▸ Work required: Determine how many lines in the listing below contain the word "monitor", then state that number by itself.

▸ Data in this exercise:
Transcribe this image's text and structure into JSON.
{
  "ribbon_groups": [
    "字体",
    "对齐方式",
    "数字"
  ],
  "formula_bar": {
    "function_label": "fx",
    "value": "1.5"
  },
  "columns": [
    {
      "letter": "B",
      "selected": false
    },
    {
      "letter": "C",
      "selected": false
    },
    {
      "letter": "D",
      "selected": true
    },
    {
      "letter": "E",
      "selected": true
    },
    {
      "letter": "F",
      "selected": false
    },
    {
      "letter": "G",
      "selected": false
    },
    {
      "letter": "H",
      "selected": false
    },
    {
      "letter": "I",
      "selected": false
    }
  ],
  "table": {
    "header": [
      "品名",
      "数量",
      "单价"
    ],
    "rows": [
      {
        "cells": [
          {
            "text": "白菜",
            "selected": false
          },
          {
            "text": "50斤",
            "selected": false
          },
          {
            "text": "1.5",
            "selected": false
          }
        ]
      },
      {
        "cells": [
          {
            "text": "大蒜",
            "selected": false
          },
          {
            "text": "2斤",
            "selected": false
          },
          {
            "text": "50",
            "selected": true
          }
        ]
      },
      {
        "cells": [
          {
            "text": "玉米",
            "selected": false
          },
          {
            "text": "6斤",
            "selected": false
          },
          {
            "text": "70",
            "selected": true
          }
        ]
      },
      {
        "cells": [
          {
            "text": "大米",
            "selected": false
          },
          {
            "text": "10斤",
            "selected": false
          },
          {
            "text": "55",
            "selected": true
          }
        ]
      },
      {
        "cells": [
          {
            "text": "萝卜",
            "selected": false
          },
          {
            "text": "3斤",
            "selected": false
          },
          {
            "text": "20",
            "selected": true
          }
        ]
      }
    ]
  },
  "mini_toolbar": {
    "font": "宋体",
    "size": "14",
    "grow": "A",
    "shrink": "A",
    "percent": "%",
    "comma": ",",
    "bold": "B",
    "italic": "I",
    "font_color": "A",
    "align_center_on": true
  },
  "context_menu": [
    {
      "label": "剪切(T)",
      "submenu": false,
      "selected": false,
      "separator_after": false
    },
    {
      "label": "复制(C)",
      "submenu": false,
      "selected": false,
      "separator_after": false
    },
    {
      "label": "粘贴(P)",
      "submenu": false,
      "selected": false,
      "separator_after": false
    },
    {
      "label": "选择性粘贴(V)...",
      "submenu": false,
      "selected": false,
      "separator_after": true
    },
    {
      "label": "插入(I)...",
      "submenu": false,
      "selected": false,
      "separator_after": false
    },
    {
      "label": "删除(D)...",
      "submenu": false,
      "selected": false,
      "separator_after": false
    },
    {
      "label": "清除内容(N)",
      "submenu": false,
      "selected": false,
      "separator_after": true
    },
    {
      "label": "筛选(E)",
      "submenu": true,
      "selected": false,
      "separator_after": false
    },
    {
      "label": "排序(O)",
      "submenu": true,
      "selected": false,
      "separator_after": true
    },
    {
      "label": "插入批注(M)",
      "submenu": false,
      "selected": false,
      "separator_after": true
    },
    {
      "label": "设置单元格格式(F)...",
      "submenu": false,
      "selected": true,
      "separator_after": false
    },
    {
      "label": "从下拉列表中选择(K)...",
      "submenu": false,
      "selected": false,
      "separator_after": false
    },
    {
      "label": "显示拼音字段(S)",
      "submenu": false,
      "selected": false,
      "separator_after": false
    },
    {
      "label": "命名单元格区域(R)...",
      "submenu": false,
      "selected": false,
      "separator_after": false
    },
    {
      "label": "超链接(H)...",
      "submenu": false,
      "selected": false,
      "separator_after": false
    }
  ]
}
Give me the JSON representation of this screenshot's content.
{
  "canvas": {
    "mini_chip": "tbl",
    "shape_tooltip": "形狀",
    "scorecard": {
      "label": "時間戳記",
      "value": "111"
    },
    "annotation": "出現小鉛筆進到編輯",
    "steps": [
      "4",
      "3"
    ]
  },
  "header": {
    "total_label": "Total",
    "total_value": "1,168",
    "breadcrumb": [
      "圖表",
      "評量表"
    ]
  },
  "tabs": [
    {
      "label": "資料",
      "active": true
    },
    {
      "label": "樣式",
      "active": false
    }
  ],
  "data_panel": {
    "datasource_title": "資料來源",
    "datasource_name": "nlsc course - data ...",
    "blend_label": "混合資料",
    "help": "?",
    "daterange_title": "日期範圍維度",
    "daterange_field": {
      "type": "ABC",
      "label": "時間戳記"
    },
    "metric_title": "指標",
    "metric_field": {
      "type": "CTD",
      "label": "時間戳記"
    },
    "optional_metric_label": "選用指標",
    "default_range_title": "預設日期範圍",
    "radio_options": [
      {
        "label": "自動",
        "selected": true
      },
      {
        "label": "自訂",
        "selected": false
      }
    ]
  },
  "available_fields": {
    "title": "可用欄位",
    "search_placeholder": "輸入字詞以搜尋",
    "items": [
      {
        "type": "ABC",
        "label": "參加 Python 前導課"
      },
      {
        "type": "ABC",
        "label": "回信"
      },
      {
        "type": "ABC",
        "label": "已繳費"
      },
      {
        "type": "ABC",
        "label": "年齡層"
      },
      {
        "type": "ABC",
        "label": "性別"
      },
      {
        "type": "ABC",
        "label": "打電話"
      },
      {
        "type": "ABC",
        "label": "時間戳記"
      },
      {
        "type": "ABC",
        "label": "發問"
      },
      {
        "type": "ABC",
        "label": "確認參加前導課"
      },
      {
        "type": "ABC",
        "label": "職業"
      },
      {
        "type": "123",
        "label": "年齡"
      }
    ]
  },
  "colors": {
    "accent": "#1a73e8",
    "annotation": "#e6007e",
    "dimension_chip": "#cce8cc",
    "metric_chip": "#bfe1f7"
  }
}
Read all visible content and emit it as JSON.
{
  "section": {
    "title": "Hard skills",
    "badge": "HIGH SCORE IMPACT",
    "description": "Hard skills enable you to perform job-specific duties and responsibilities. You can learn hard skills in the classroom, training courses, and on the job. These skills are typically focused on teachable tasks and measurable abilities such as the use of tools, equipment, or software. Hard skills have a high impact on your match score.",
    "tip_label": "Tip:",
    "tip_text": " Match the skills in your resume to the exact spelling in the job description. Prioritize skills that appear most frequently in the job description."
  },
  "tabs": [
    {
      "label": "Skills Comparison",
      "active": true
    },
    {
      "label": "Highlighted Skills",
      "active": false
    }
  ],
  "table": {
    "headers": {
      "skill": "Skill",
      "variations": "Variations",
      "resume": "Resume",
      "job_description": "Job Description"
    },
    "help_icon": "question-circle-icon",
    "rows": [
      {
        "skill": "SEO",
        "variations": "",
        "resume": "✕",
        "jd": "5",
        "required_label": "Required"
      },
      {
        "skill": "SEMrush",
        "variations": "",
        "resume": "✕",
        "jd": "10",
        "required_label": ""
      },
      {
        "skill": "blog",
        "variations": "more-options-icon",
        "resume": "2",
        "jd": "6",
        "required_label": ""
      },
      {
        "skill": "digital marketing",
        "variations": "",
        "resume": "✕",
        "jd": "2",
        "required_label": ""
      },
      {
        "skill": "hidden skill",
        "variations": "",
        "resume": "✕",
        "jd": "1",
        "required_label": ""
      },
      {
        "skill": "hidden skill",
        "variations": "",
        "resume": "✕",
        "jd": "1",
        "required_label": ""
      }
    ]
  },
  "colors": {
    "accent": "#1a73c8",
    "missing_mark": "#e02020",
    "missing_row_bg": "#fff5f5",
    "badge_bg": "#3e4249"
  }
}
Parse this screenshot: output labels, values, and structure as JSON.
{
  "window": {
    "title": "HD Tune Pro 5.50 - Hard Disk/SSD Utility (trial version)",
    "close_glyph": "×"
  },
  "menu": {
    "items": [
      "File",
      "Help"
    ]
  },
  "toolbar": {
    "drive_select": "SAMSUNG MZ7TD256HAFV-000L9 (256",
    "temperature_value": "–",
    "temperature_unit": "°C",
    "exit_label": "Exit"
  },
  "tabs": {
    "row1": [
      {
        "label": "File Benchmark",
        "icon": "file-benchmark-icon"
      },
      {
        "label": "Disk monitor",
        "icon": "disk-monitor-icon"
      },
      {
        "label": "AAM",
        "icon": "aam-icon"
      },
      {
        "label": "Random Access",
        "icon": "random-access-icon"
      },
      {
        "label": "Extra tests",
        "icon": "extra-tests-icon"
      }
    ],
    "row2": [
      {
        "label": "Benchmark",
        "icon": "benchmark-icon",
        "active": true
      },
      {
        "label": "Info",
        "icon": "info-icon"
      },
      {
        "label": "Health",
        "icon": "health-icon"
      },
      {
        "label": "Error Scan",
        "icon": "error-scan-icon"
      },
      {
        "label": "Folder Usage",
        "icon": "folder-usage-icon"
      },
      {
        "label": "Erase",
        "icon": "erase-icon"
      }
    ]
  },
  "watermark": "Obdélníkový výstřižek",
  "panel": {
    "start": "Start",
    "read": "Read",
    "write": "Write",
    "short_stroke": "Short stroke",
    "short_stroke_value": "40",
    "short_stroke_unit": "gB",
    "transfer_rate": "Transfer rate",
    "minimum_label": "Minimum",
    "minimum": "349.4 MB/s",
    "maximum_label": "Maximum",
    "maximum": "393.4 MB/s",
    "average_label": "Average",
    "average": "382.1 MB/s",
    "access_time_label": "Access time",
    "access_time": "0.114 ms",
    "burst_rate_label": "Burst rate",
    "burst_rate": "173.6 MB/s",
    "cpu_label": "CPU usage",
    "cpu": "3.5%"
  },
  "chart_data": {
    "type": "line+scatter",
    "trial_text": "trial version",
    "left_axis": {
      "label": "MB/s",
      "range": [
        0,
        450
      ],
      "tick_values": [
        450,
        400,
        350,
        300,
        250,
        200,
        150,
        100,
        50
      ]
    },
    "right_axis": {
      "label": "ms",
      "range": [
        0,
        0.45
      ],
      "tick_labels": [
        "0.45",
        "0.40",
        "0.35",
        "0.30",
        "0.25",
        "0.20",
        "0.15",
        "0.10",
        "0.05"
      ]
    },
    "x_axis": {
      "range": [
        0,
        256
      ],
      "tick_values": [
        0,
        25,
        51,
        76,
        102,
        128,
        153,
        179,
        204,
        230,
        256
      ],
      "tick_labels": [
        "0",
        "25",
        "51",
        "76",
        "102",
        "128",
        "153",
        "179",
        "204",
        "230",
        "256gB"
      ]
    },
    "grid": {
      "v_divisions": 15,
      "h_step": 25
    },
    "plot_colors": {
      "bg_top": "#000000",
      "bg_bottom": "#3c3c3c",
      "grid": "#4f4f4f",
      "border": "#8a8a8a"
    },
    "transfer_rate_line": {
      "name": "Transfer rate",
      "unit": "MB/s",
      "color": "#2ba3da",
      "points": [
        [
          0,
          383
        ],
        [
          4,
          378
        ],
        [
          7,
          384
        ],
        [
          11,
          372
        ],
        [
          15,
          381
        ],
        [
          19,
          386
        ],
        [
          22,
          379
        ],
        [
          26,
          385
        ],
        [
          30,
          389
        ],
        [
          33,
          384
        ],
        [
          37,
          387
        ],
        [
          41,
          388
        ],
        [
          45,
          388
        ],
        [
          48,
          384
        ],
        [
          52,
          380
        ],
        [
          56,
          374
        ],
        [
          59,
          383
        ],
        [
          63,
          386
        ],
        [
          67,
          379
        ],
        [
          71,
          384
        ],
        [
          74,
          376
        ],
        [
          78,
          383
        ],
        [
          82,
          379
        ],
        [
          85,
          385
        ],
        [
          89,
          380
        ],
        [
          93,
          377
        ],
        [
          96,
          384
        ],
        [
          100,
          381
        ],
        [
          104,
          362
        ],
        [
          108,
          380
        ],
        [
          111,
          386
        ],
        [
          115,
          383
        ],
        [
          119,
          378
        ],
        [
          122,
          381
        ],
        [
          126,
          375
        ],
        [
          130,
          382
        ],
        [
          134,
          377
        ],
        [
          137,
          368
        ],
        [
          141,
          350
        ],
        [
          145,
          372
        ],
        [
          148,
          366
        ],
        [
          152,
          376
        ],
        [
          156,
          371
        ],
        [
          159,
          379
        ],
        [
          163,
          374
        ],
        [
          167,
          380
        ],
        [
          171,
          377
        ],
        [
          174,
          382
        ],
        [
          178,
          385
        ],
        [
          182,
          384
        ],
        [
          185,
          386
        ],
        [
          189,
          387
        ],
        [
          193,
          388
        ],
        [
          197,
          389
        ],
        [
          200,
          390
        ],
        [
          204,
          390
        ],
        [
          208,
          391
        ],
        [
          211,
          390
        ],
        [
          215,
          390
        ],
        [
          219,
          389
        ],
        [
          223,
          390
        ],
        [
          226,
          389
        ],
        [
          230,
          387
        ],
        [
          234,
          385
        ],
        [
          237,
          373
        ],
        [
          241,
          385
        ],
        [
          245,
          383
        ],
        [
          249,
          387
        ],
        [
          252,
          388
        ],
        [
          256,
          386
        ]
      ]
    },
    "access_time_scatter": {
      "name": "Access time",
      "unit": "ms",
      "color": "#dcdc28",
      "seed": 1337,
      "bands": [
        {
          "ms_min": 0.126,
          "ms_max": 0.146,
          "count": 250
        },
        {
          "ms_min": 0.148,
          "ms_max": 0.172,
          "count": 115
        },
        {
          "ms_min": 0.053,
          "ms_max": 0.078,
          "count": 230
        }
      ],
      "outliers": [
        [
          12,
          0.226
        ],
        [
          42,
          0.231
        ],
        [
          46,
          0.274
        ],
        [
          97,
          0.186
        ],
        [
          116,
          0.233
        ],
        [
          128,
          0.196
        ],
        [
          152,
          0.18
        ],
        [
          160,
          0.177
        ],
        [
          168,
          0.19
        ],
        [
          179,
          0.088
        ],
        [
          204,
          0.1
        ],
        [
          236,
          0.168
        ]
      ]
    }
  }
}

▸ The answer: 2